• We launch our first website: desert.net/alibi. The paper also sweats out its first Summer Guide, still appearing inside hot metal distribution boxes every May. Angie Drobnic Holan is a senior staff writer; she’ll go on to win a Pulitzer Prize in 2009 as part of the team behind Politifact.com. The paper has a thriving news section and promises an election issue: “Weekly Alibi will present the 1996 general election in a manner only Albuquerque’s alternative press is capable of.” We throw a KISS tribute show at the Dingo Bar.
• We launch the Weekly Alibi Music Awards (WAMmies), and Bovine plays the awards ceremony. Future Publisher Carl Petersen wins the Best Songwriter WAMmy for his work with the Ant Farmers. The first-ever Readers’ Choice Restaurant Poll hits stands. We buy La Cocinita, a food magazine started by Sergio Salvador. An article appears titled “Who Polices the Police?” about 25 police killings going before grand juries without resulting in a single indictment of an officer. Another story about 30 fatal officer-involved shootings within 10 years comes out in December.
• A group of protesters organized by Vecinos United demands an independent citizen review board to handle complaints about APD.
It was one of the sickest crimes that many in Albuquerque had ever seen; so grotesque, destructive and brazen that even veteran Albuquerque Police Department officials, many of whom had spent their entire careers dealing with the most heinous of crimes, could only stammer and sputter in outrage and disbelief at the terrible act.
• With Iraqi civilians starving en masse under U.S. sanctions imposed after the Persian Gulf War, Alibi staff writer Stephen Ausherman travels there and reports back in an in-depth, two-part piece. Cap’n Opinion runs a fake Q&A with Democratic congressional candidate Phil (m)Aloof titled “Interview with the Vapid.” The paper changes formats, adopting the short-tabloid.
• Outside Española, a newly installed statue of Juan de Oñate has its right foot sawed off. “We took the liberty of removing Oñate’s foot on behalf of our brothers and sisters of Acoma Pueblo,” says an anonymous group claiming responsibility for the act.
• The Alibi holds its first Crawl, shutting down Central and filling Downtown’s stages with nearly 70 bands, including: Red Earth, Giant Steps, Atomic Love Medicine, Kimo, Ben Hathorne, Fatso, Stoic Frame and Alpha Blue. We also run a special comics issue, in which the paper’s usual content is turned into comic strips. The “Six Degrees of Luke Skywalker” Summer Film Guide connects every movie in the feature to Mark Hamill. Gwyneth Doland is hired as food editor, ushering in an era of pork love and Atkins Diet abhorrence.
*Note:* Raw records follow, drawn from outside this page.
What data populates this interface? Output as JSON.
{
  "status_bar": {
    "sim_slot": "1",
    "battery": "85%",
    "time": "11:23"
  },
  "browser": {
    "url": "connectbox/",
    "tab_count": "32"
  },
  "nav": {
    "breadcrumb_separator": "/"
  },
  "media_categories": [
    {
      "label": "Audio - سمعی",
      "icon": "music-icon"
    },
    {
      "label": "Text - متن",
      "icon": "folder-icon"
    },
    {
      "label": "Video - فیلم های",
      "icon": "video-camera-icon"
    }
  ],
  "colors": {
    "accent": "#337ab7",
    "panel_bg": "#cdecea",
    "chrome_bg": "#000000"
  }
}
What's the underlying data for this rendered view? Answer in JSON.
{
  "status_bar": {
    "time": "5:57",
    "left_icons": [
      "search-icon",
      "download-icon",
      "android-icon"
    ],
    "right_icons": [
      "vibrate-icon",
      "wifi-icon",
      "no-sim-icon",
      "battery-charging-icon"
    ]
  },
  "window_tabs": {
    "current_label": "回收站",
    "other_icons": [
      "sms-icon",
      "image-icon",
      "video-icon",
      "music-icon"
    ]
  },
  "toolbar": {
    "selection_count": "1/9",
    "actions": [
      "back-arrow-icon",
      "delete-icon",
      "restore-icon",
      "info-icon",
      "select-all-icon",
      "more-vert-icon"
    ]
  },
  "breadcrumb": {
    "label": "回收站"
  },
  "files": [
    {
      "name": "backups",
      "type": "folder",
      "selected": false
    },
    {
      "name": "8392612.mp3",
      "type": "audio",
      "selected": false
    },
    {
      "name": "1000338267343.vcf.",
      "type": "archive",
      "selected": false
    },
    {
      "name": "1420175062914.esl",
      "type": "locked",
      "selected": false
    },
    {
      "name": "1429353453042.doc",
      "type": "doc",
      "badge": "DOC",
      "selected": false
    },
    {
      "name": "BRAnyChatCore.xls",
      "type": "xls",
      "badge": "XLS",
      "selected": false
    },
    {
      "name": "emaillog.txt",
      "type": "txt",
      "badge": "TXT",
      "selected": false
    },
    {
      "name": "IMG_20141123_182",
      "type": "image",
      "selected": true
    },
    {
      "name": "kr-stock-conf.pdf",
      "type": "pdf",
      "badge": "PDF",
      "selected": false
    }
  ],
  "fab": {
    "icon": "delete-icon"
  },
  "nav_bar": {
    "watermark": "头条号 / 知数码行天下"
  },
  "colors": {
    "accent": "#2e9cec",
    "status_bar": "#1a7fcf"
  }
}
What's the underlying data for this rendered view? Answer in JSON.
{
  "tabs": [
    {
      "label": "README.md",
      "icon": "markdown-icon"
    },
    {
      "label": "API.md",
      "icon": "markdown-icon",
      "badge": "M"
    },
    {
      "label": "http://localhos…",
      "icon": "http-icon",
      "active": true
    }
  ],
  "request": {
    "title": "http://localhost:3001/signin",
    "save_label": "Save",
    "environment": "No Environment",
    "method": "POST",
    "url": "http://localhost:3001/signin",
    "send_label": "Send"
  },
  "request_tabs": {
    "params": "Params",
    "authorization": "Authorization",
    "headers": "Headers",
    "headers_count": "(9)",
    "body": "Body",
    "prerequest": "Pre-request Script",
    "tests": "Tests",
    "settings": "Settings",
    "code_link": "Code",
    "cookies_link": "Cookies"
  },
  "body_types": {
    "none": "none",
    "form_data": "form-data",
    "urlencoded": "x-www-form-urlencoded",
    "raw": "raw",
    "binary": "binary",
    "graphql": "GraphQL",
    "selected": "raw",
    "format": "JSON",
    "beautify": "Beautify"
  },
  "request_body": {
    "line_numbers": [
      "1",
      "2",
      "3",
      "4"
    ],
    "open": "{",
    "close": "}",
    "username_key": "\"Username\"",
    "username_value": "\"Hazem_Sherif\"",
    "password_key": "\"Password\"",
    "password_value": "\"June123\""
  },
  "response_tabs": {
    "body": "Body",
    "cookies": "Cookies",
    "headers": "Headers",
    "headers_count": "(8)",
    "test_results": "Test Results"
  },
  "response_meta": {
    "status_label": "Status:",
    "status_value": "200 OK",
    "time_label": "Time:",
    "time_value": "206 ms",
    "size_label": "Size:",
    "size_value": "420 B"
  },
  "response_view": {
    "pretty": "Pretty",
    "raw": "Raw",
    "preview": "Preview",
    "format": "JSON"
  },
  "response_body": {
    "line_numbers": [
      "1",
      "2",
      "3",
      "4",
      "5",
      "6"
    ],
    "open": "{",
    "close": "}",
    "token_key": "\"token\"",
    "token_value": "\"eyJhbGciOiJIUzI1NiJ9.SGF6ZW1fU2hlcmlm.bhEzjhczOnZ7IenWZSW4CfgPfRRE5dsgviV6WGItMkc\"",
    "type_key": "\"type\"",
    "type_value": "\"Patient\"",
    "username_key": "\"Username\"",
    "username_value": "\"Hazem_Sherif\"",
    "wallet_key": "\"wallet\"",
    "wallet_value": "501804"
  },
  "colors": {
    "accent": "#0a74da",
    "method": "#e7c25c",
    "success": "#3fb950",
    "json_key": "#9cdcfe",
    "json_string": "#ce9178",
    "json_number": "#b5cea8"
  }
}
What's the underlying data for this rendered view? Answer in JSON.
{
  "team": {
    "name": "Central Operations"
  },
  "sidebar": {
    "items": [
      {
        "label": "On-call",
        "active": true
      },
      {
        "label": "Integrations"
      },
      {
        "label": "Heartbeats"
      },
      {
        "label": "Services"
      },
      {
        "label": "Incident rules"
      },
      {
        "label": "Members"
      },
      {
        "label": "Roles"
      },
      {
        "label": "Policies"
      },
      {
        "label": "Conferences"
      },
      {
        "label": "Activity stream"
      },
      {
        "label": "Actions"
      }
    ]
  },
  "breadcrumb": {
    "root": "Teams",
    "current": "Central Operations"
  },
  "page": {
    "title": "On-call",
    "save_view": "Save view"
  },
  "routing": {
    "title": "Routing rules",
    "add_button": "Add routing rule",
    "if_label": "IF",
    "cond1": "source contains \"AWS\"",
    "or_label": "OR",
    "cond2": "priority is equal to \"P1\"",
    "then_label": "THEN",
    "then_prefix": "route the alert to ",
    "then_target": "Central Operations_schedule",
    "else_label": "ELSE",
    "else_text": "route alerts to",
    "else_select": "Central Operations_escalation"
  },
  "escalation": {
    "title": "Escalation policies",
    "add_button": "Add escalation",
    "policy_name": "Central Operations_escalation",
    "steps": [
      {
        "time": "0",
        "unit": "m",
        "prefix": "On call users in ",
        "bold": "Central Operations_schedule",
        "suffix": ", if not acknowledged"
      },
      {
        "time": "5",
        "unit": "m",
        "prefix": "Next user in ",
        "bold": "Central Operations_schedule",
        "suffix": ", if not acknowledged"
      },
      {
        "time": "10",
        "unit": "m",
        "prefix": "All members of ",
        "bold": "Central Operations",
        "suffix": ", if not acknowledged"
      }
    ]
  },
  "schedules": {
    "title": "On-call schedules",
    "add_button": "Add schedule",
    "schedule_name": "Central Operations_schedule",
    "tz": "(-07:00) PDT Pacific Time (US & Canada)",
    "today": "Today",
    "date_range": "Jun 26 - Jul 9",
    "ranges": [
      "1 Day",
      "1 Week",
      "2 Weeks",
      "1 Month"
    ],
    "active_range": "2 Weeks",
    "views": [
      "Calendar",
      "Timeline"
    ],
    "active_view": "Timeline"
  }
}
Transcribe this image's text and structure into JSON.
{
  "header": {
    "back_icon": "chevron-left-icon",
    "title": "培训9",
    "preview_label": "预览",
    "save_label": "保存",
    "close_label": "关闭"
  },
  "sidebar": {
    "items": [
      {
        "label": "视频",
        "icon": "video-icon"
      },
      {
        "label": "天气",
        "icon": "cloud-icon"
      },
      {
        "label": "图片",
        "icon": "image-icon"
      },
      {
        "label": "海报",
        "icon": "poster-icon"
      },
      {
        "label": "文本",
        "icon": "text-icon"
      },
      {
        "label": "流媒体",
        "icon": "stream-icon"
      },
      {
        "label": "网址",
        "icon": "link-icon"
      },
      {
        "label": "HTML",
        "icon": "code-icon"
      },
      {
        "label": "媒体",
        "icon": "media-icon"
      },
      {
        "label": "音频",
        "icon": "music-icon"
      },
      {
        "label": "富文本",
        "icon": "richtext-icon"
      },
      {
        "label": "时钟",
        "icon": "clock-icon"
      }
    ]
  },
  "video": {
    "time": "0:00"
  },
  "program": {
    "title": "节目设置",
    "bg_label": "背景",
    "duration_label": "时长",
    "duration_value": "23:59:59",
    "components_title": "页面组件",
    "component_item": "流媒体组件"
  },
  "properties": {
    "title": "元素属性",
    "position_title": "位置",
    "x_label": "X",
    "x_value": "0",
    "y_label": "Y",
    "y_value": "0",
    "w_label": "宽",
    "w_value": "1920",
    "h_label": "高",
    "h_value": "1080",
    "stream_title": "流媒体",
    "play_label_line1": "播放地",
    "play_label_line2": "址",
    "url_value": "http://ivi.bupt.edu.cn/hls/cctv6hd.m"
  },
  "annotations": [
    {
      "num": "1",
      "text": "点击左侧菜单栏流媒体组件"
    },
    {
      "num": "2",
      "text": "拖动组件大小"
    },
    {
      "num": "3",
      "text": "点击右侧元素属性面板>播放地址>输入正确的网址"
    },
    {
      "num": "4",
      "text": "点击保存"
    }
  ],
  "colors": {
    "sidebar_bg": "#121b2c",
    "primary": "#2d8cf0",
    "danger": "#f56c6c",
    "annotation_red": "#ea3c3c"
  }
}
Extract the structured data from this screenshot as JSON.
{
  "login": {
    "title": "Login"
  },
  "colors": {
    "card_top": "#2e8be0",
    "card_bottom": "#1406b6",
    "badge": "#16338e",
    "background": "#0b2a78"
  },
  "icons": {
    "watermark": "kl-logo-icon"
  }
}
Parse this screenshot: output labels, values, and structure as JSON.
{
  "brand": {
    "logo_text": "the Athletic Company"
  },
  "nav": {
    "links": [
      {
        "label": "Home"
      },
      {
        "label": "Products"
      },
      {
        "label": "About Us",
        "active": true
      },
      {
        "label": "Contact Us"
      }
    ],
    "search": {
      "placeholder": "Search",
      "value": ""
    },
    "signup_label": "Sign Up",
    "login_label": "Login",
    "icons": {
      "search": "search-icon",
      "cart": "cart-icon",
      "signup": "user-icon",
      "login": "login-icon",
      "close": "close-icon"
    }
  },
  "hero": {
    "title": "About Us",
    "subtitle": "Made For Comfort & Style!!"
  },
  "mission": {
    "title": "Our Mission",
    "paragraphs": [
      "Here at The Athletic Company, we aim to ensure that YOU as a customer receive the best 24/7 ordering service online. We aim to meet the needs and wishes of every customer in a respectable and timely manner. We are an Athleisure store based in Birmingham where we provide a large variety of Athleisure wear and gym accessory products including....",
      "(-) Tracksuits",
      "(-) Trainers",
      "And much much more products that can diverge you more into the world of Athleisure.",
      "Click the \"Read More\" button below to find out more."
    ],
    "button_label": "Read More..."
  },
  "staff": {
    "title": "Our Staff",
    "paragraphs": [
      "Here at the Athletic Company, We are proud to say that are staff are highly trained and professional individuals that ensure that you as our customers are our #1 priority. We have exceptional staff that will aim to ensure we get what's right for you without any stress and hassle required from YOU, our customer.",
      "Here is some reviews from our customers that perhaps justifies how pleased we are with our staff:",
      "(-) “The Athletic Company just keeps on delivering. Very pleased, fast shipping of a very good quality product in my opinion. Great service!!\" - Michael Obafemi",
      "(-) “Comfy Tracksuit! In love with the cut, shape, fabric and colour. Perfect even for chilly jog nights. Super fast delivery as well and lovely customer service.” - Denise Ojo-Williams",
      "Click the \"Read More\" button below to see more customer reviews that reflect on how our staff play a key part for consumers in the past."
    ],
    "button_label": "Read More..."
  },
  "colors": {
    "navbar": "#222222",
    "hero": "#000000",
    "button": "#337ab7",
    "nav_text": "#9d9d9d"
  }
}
• David Chase’s New Jersey-based mob drama “The Sopranos” debuts on HBO. The show will go on to win 21 Emmys and five Golden Globes and will be considered the most financially successful series in the history of cable television.